» **Problem description**
Copy each line of the entries that contains the word "cases".

Provided records below:

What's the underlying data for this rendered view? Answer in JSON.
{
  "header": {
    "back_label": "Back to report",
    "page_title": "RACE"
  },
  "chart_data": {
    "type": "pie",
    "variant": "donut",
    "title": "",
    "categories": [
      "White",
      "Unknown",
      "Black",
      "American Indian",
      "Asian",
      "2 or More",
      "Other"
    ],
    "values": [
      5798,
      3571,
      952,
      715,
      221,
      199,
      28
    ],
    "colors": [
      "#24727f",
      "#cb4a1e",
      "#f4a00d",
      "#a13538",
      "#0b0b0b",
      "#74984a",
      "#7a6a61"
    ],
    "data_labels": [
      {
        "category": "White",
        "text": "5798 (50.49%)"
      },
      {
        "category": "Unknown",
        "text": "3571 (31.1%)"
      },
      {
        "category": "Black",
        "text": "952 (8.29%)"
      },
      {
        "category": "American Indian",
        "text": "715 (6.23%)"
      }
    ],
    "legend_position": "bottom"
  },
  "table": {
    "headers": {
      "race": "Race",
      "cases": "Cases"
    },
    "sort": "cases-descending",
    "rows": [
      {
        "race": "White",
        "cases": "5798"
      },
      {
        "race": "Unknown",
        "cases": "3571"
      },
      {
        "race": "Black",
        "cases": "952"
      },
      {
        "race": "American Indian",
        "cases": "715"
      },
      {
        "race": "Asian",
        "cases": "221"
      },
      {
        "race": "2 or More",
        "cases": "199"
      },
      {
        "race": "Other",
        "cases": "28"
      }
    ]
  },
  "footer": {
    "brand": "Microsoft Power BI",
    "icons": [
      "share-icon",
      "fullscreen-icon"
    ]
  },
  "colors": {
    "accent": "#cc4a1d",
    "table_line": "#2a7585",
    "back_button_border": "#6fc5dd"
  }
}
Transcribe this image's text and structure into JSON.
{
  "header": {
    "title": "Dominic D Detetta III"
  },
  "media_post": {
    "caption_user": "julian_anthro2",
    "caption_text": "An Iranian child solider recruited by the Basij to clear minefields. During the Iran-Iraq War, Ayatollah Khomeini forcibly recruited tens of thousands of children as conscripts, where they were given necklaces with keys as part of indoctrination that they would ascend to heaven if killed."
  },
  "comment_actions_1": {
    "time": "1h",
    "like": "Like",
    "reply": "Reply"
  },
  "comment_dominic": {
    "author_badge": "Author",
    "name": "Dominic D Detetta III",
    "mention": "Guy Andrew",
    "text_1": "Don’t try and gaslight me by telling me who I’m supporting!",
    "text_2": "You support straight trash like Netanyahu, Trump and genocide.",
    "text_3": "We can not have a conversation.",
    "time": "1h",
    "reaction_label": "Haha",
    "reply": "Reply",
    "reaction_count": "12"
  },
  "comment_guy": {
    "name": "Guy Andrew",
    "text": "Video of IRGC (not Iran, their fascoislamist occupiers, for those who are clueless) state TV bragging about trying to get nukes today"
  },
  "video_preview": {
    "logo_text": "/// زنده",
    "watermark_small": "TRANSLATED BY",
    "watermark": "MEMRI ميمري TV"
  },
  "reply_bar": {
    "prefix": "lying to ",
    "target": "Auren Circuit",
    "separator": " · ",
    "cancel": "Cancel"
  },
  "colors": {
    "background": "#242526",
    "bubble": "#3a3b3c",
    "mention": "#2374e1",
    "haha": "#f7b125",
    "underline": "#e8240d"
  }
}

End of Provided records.

» **Response**
      "cases": "Cases"
    "sort": "cases-descending",
        "cases": "5798"
        "cases": "3571"
        "cases": "952"
        "cases": "715"
        "cases": "221"
        "cases": "199"
        "cases": "28"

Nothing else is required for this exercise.